I'm on yet another of my business trips, this time in Las Vegas. So I'm three hours removed from Eastern Standard Time and several light years removed, given the hectic schedule at these things, from what's going on in baseball.
So imagine my shock when I turned on the ALCS Game 2 tonight during a few free moments while I munched on room service in my hotel room and the FOX sportscasters, showing a picture of Corey Lidle onscreen with birth and death dates, the death date reading "2006".
"As I'm sure you've heard by now..." one of the anchors said.
I may have been the last person in the Western Hemisphere to hear the news. I called Sam to basically exclaim "What?!?" and "I know, huh?" back and forth at each other.

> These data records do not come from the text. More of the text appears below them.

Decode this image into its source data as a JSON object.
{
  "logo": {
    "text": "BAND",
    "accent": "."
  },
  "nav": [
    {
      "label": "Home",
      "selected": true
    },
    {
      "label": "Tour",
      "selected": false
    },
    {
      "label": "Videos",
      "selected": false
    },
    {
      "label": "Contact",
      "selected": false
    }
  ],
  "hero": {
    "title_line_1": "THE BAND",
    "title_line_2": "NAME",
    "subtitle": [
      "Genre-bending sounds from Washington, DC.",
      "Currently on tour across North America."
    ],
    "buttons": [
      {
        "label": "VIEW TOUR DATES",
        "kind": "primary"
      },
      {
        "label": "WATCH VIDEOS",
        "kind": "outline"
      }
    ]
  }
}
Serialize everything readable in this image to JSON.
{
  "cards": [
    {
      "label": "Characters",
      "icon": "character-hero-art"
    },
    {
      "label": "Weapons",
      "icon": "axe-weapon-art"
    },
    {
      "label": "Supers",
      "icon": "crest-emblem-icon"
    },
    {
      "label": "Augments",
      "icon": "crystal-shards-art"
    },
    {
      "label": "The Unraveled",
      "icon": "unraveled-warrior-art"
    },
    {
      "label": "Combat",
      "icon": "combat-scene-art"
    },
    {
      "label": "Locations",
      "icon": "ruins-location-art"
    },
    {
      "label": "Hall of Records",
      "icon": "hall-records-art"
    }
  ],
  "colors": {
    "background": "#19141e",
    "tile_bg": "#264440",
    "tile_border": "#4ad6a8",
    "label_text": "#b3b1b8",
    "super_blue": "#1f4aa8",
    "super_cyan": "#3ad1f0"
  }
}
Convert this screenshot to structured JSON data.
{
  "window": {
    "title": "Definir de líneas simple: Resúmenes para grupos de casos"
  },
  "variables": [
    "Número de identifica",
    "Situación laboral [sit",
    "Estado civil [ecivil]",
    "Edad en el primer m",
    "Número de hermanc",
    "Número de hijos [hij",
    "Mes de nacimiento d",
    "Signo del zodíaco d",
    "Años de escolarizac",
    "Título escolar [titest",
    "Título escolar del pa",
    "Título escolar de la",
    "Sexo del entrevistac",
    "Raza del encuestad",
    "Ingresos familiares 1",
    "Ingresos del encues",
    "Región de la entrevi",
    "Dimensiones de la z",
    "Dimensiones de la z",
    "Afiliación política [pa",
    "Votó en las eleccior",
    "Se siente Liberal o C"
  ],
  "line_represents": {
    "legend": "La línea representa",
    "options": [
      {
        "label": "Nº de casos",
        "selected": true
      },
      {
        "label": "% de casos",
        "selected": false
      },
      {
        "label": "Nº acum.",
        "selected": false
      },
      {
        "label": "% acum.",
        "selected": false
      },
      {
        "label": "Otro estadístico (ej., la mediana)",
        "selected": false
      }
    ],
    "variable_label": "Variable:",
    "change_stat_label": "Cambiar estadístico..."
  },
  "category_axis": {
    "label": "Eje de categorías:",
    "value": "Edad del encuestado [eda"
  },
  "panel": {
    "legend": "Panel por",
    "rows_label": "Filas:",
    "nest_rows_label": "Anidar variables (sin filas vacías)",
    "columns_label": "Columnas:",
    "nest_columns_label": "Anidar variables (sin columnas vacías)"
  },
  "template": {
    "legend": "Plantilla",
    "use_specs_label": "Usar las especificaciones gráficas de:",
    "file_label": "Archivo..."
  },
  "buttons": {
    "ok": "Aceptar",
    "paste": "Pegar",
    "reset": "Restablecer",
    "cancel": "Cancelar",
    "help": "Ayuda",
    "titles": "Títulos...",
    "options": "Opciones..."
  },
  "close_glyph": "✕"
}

I mean, the more I read about it, the crazier and less comprehensible the story gets. One story I read said four people were killed, another said two--Lidle and his flight instructor. One story has the apartment building at 50 stories, another at 40. One story says the 20th floor, another says the 30th floor.
They all agree on the following details:
The plane, flying north over the East River, along the usual flight corridor, came through a hazy, cloudy sky and hit The Belaire - a red-brick tower overlooking the river - with a loud bang. It touched off a raging fire that cast a pillar of black smoke over the city and sent flames shooting from four windows on two adjoining floors.(Guardian Unlimited)
The twin-engine plane came through a hazy, cloudy sky and hit The Belaire -- a red-brick tower overlooking the East River, about five miles from the World Trade Center -- with a loud bang, touching off a raging fire that cast a pillar of black smoke over the city and sent flames shooting from four windows on two adjoining floors.
ABC News reported that after Lidle's plane departed an airport in Teterboro, N.J., took a normal flight pattern down the Hudson River, appeared to have circled the Statue of Liberty, headed up the East River and fell off the radar at about 59th Street. (NYYFans.com)
Compton said Lidle's wife, Melanie, and their 6-year-old son Christopher had left New York for Los Angeles before the accident, and likely had no way of learning of the news. According to Compton, a priest planned to meet the flight at Los Angeles International Airport and break the news to Melanie Lidle that her life is forever changed.
"She doesn't know," Compton said. "She's on a plane heading home. She has no clue." (ESPN)
I mean...what are the odds? Not only of this happening, a plane crashing into a Manhattan building too close for comfort to 9/11, but the odds of a New York Yankees pitcher being at the helm?
It's one of those events where, if someone had told you yesterday it would happen, you'd have refused to believe it. If they put it in a book or movie, it would be too far-fetched. But it happened. A small plane piloted by a starting pitcher for the New York Yankees crashed into an apartment building this morning. I still can't quite comprehend it.
My condolences, of course, to Lidle's family (even as, of course, we in the baseball public completely lionize the story, even as we in the baseball public were given more notice of her husband's death than his wife ultimately got). My condolences to the New York Yankees and their fans, who somehow have had this very same tragedy visited upon them twice in the same half-century, another thing with perhaps even slimmer odds than the events of this morning.
If there's any consolation to be had in a truly twisted series of events, it's perhaps to be found in the following quote from Lidle, which has been repeated nearly constantly today whenever the story is discussed again:
"The flying?'' the 34-year-old Lidle, who had a home near Los Angeles, told The Philadelphia Inquirer this summer. "I'm not worried about it. I'm safe up there. I feel very comfortable with my abilities flying an airplane.''
"No matter what's going on in your life, when you get up in that plane, everything's gone."